Again, certainly the Icarus who flies too close to the sun tale is as old as time, yet powerful acting and careful directing and storytelling make it ever so delicious…much like the sweet treats noted in the film.

An Ironic Mutiny: The Ghost of Peter Sellers

Ironically, I abandoned ship on a movie that WASN’T about a ship, since Peter Medak’s doc
The Ghost of Peter Sellers
was poignant enough to keep me engaged. Realize, I rarely give up on a film anyway, but my increasing impatience with the distractions of home cinema is fraying my ability to make it to the finish line.
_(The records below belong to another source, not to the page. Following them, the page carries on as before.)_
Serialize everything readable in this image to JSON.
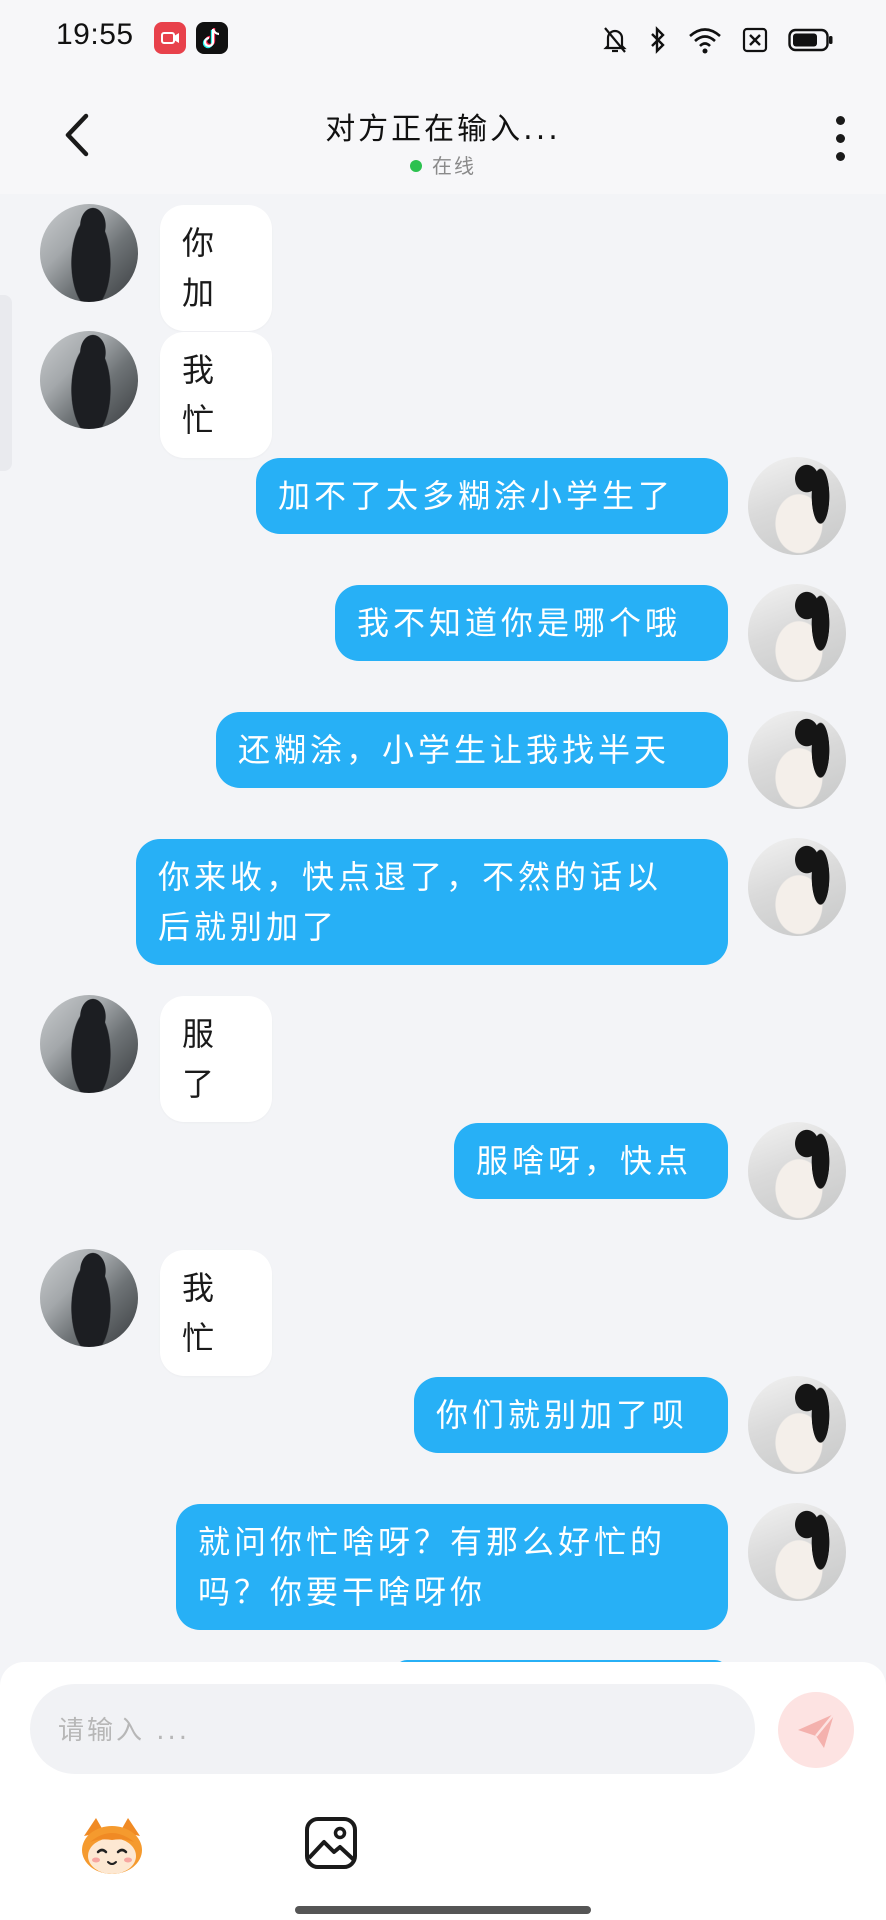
{
  "status_bar": {
    "time": "19:55"
  },
  "header": {
    "title": "对方正在输入...",
    "status": "在线"
  },
  "messages": [
    {
      "side": "in",
      "lines": [
        "你加"
      ]
    },
    {
      "side": "in",
      "lines": [
        "我忙"
      ]
    },
    {
      "side": "out",
      "lines": [
        "加不了太多糊涂小学生了"
      ]
    },
    {
      "side": "out",
      "lines": [
        "我不知道你是哪个哦"
      ]
    },
    {
      "side": "out",
      "lines": [
        "还糊涂，小学生让我找半天"
      ]
    },
    {
      "side": "out",
      "lines": [
        "你来收，快点退了，不然的话以",
        "后就别加了"
      ]
    },
    {
      "side": "in",
      "lines": [
        "服了"
      ]
    },
    {
      "side": "out",
      "lines": [
        "服啥呀，快点"
      ]
    },
    {
      "side": "in",
      "lines": [
        "我忙"
      ]
    },
    {
      "side": "out",
      "lines": [
        "你们就别加了呗"
      ]
    },
    {
      "side": "out",
      "lines": [
        "就问你忙啥呀？有那么好忙的",
        "吗？你要干啥呀你"
      ]
    }
  ],
  "input": {
    "placeholder": "请输入 ..."
  },
  "colors": {
    "outgoing_bubble": "#27b0f6",
    "incoming_bubble": "#ffffff",
    "online": "#2cc14f",
    "send_button": "#fde3e2"
  },
  "icons": [
    "back-icon",
    "more-icon",
    "send-icon",
    "emoji-mascot-icon",
    "image-icon"
  ]
}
Peter Mendak idolized Peter Sellers, as anyone with comedic taste would, and was thrilled when he agreed to do a movie with him in 1973. Trouble is, between horrible weather, a budget that got out of control and Peter’s mental health, the movie was an entire unreleased failure. Mendak’s doc is his attempt to reconcile the guilt and to explain his rationale for going forward despite the many red flags or should I say, Jolly Roger flags that appeared.

The movie I DID pull the plug on had a really good review
Sorry I Missed You
and granted, it was well acted and by all rights, I should have done my due diligence of research on director Ken Loach, known for his socialist realism. Mind you, I am all for the working class, and know firsthand that employees can be exploited, especially now in desperate pandemic times, but I could only do 45 of the hour and 41 minutes. I am interested in how the movie ends, but it was just too bleak for me to continue.
The film has garnered BAFTA nominations and I was super impressed by all the actors especially Debbie Honeywood and Kris Hitchen as the married couple working their British fannies off to provide a living for their two children.
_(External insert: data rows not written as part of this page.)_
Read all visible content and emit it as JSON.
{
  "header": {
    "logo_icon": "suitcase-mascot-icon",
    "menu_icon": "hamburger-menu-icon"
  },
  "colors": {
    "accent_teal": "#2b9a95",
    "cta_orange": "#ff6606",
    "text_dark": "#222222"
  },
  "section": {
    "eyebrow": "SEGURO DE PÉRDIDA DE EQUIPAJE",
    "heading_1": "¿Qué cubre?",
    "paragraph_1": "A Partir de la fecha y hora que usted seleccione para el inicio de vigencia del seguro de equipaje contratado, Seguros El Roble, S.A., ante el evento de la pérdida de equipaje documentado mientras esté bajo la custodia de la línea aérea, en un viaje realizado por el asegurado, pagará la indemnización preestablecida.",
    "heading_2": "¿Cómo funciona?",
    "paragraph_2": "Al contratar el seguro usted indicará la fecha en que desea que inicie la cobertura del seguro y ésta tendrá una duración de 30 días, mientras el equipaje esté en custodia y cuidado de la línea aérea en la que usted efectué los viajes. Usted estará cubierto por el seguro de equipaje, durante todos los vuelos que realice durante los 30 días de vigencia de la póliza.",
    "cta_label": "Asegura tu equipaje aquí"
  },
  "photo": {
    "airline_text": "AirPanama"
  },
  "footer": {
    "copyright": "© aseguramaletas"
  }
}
Corpus Christi, Finding a Positive Mission

In need of distraction, I took in Corpus Christi written by Mateusz Pacewicz and directed by Jan Komasa due to its high Rotten Tomato Score. And sure, the film was like a ripe banana, sweet in spots, but with an emerging brown spot.

Not sure if it’s the nascence of a new movie genre, including now One Upon a Time in Hollywood, Parasite and Uncut Gems, but add Corpus Christi to the pile of Fourth of July ending fireworks films.

And ok, it certainly makes you go out of the theater saying ‘wow’, but sometimes a tidy ending is much appreciated. We don’t need apocalyptic endings every time.

This isn’t me breaking my spoiler code either because you still have no idea what type of fireworks will happen, could be corkscrew, multi-colored or merely all white lights.

Bartosz Bielenia stars in the film and does an absolute fabulous job and I do understand the symbolism of the story line. But at this point, analogous to my not reading any novels about pandemics, I had hoped for a feel good film.

Don’t get me wrong, Corpus Christi is worth seeing, but I have to wonder about the psyche of the screenwriter. May he find salvation.

In fact, let’s all start loving each other. Right now.